*Exercise requirements:* Repeat the records below exactly, leaving out every picture.

*Web page and app entries:*
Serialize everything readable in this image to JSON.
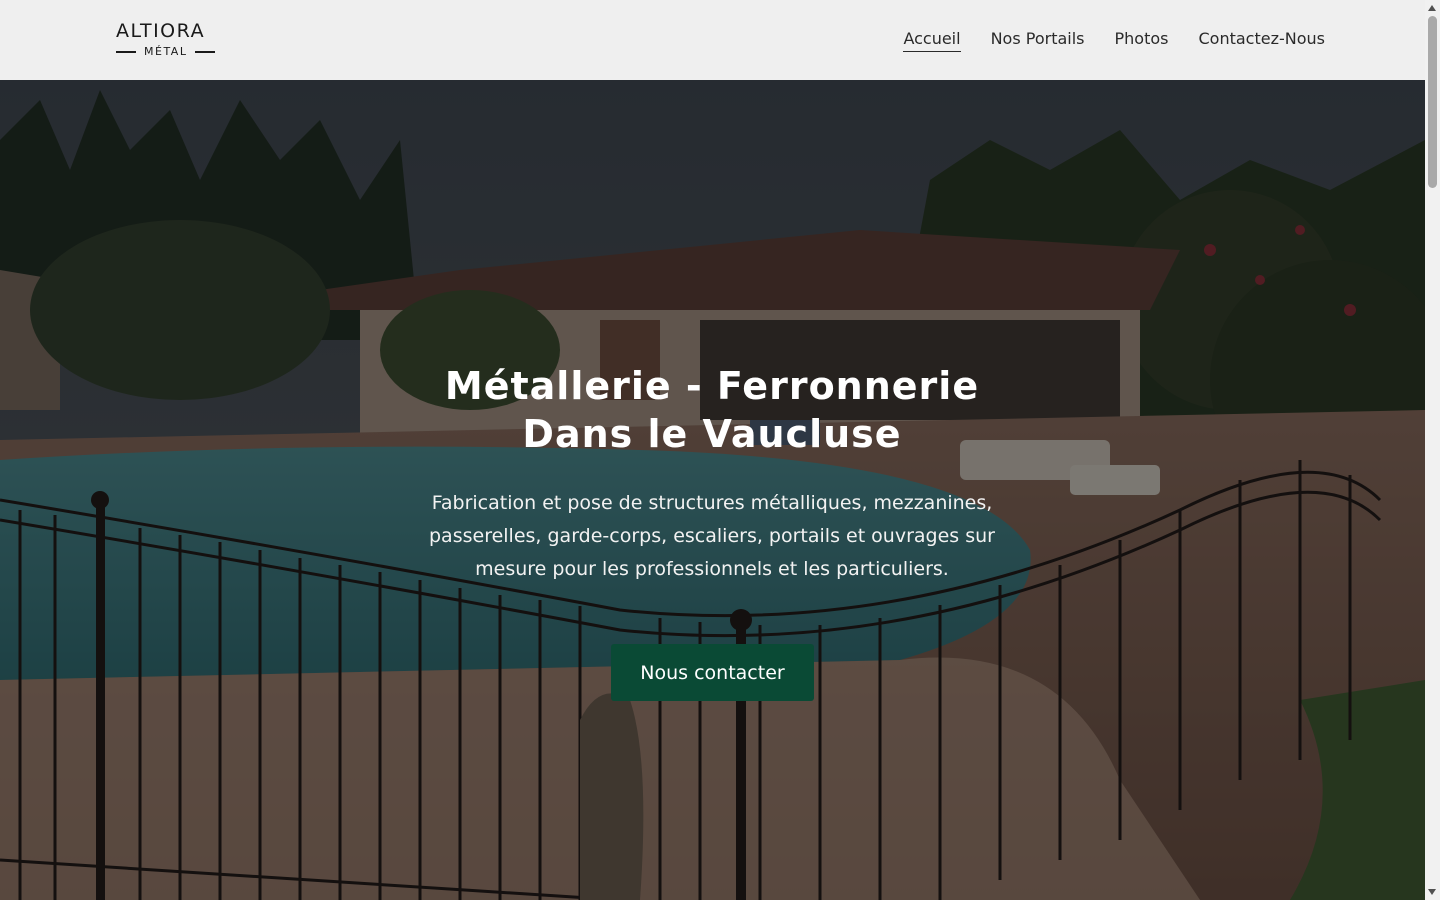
{
  "header": {
    "logo": {
      "main": "ALTIORA",
      "sub": "MÉTAL"
    },
    "nav": [
      {
        "label": "Accueil",
        "active": true
      },
      {
        "label": "Nos Portails",
        "active": false
      },
      {
        "label": "Photos",
        "active": false
      },
      {
        "label": "Contactez-Nous",
        "active": false
      }
    ]
  },
  "hero": {
    "title_line1": "Métallerie - Ferronnerie",
    "title_line2": "Dans le Vaucluse",
    "description": "Fabrication et pose de structures métalliques, mezzanines, passerelles, garde-corps, escaliers, portails et ouvrages sur mesure pour les professionnels et les particuliers.",
    "cta_label": "Nous contacter",
    "background": "pool-terrace-with-iron-fence-photo"
  },
  "colors": {
    "header_bg": "#efefef",
    "cta_bg": "#0a4a35",
    "text_dark": "#1a1a1a"
  }
}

*Result for this task:*
Serialize everything readable in this image to JSON.
{
  "header": {
    "logo": {
      "main": "ALTIORA",
      "sub": "MÉTAL"
    },
    "nav": [
      {
        "label": "Accueil",
        "active": true
      },
      {
        "label": "Nos Portails",
        "active": false
      },
      {
        "label": "Photos",
        "active": false
      },
      {
        "label": "Contactez-Nous",
        "active": false
      }
    ]
  },
  "hero": {
    "title_line1": "Métallerie - Ferronnerie",
    "title_line2": "Dans le Vaucluse",
    "description": "Fabrication et pose de structures métalliques, mezzanines, passerelles, garde-corps, escaliers, portails et ouvrages sur mesure pour les professionnels et les particuliers.",
    "cta_label": "Nous contacter",
    "background": "pool-terrace-with-iron-fence-photo"
  },
  "colors": {
    "header_bg": "#efefef",
    "cta_bg": "#0a4a35",
    "text_dark": "#1a1a1a"
  }
}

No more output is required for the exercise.